Loren D. Erickson, PhD

Associate Professor

University of Virginia

Microbiology, Immunology, and Cancer Biology


Role of the BAFF receptor BCMA to control B cell homeostasis and tolerance

T follicular helper (TFH) cells are critical for the development of protective antibodies via germinal center B cell responses; however, uncontrolled TFH cell expansion activates autoreactive B cells to produce antibodies that cause autoimmunity. Yet, relatively little is known about the biology of TFH cells in SLE and the signals that lead to their abnormal accumulation and helper activity of autoreactive B cells. The long-range goal of this application is to understand the signaling pathways that are activated by antigen and cytokine receptors on lymphocytes, and how they regulate outcomes such as cell growth, differentiation, and effector functions. This proposal focuses on the BAFF cytokine receptor B cell maturation antigen (BCMA) in the development and function of TFH cells to control autoantibody production in lupus. Although increased circulating level of BAFF has been linked to the loss of B cell tolerance in systemic autoimmunity, the potential role for BAFF in TFH cell homeostasis is not known. BCMA is a receptor for BAFF and is critical for the development and survival of bone marrow plasma cells (PCs) that secrete protective antibodies. Paradoxically, BCMA deficiency exacerbates the formation of autoantibody-secreting PCs in spleens of lupus-prone mice. We show preliminary evidence that, in lupus-prone mice, TFH cells uniquely express BCMA and that the absence of BCMA in CD4+ T cells enhances TFH cell numbers and responsiveness to BAFF through the BAFF receptor BR3. These results identify a new BCMA-BAFF axis in controlling TFH cell homeostasis and suggest that the balance between BCMA and BR3 signaling in TFH cells serves as an additional checkpoint of immune tolerance. Taken together, the proposed studies should help test a novel hypothesis that BCMA signaling may contribute to immune tolerance in SLE by restraining TFH cell expansion and B cell helper activity, and if BCMA signaling is lacking then BR3 signaling promotes TFH cell differentiation and accumulation. Identifying the factors that drive BCMA expression in CD4+ T cells in autoimmunity may provide key insights into the interplay between BCMA and BR3 to regulate TFH cell responses that could be used therapeutically to treat SLE.
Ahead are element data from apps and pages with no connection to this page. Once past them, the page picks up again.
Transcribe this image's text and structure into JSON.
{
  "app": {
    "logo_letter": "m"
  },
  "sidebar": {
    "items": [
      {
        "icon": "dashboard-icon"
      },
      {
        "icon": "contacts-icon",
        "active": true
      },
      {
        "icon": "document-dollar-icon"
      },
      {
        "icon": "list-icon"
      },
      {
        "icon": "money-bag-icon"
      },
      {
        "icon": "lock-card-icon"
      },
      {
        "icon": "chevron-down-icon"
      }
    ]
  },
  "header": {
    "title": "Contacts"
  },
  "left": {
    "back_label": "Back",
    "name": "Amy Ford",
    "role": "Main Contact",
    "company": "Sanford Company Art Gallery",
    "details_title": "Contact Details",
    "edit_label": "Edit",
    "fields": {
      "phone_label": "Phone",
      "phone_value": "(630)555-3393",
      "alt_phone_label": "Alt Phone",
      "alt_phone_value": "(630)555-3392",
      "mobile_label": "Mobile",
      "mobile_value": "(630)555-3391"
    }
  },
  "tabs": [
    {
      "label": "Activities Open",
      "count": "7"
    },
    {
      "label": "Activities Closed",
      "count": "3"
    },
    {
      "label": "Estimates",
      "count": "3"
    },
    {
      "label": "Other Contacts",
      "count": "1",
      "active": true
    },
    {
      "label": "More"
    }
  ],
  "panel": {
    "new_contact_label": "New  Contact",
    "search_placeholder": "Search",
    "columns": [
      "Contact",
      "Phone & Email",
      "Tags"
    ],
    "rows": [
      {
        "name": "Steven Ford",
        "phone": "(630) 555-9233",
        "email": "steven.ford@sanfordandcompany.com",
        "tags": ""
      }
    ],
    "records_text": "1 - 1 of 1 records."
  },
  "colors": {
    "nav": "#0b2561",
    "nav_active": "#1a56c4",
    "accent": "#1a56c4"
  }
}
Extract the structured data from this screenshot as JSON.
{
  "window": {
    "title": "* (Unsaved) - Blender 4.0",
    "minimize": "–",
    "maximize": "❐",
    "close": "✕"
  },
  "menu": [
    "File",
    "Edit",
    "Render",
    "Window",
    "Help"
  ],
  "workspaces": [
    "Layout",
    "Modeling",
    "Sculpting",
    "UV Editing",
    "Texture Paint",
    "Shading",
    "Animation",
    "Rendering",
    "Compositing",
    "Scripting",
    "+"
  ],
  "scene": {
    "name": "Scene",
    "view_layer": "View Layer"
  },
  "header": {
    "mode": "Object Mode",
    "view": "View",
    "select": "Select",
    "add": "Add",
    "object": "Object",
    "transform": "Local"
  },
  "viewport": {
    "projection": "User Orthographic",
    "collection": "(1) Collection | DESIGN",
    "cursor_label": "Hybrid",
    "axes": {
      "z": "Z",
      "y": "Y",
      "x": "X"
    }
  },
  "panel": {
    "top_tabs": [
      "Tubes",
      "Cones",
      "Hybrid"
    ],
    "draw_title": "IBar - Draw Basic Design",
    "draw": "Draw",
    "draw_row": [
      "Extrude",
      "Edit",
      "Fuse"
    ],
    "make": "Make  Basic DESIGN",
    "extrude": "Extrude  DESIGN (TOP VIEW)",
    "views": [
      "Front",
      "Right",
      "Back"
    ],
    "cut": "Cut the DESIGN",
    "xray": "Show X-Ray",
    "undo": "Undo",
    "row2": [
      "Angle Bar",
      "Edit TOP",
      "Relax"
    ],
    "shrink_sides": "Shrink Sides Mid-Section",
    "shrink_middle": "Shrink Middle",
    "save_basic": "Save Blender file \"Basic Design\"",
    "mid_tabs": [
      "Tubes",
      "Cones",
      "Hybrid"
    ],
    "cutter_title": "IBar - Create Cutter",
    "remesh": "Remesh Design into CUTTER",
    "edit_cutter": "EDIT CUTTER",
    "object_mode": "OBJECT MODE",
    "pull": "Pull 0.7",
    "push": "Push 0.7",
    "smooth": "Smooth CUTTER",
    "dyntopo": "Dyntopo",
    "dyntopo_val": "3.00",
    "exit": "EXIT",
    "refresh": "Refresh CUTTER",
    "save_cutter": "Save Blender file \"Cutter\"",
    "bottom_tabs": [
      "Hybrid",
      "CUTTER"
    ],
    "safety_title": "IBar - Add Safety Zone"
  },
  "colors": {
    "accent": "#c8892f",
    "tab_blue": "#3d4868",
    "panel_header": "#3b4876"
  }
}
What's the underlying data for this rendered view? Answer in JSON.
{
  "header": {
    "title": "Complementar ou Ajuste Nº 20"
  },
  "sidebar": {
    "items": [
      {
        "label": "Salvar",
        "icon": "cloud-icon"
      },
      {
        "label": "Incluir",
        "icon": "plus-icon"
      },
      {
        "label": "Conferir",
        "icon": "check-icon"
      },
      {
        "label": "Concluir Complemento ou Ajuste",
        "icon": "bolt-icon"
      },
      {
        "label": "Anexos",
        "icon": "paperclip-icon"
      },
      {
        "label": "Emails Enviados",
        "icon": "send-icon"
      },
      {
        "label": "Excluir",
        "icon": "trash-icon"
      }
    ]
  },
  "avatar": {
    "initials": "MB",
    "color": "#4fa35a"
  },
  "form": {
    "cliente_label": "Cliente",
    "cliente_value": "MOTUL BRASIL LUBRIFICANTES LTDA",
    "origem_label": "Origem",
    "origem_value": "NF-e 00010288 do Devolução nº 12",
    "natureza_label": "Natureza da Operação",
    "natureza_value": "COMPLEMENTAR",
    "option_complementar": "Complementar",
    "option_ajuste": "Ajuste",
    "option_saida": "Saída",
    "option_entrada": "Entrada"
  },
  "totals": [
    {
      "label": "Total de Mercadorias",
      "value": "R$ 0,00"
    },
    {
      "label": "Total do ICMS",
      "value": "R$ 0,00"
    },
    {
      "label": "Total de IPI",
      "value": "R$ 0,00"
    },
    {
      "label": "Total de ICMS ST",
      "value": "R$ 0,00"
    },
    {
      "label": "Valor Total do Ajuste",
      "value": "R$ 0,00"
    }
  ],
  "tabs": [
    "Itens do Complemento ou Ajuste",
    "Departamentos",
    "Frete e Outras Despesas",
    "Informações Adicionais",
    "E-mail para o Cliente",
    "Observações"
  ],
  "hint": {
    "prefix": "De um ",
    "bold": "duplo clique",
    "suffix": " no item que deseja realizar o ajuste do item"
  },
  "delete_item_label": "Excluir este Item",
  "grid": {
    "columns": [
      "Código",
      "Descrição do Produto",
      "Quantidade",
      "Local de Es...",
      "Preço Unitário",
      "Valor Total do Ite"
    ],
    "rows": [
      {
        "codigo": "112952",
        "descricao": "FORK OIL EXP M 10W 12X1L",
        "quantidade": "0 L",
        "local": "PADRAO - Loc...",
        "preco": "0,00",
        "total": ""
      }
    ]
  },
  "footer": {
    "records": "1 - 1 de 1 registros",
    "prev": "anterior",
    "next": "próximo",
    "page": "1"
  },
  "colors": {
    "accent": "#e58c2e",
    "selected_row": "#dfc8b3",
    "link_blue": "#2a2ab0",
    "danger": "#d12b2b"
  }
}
Together, ManyOne Can make a difference!
Stay informed about events, research developments, and ways you can help. Sign up for updates